Alder is considered a soft hardwood, but has a medium-density, making it both lightweight and strong. It has properties like stiffness, shock resistance, and low bending strength. It has the highest hardwood lumber grade, with an impressive 83% clear face. It is very durable and therefore is a good choice for cabinet doors. The grain is straight, and the texture is uniform.
A relative of birch, alder is almost white when freshly cut, but quickly changes with exposure to air, becoming light brown with a yellow or reddish tinge. Even though alder can be considered by some to be bland with no real character, it can be impressive when stained and lacquered. Stain sinks readily into its open pores, and little stain is required to reflect a different character. The open pores of alder also lend to the easy application of lacquer coats. Lacquer penetrates alder fast and hardens inside the pores to provide a glassy coating.
Alder trees grow exceptionally fast and quickly grow up to one meter (three feet) per year. In terms of sustainable forest management, forests that are dominated by Alder trees can be harvested more often through coppice forestry methods. Alder wood grows throughout most of the United States and is readily adaptable to most climatic regions in the country. Eight species of Alder are native to the United States. The ability to source high-quality hardwood lumber that can grow close to home is a great strategy to reduce the carbon footprint associated with the materials in your home.

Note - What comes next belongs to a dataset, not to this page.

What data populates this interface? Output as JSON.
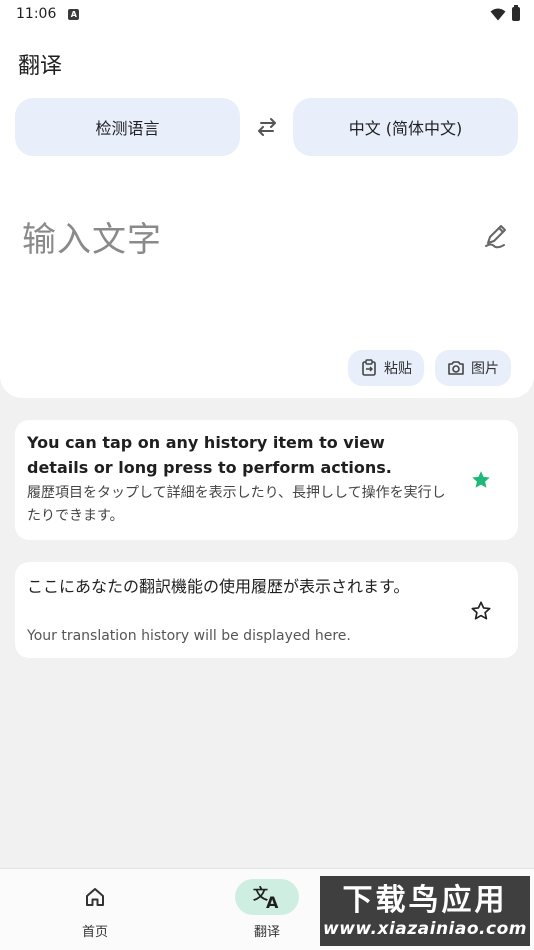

Alder wood is a raw product of nature. The grain patterns, knots, and color variations give each piece a unique charm. We are unable to control the placement of knots, grain patterns, texture and the expansion and contraction of wood. Small seasonal splits are common.
Drawer Glides: Full-extension ball bearing drawer glides, 100# rating per pair.
Metal frames: Hand forged cast iron.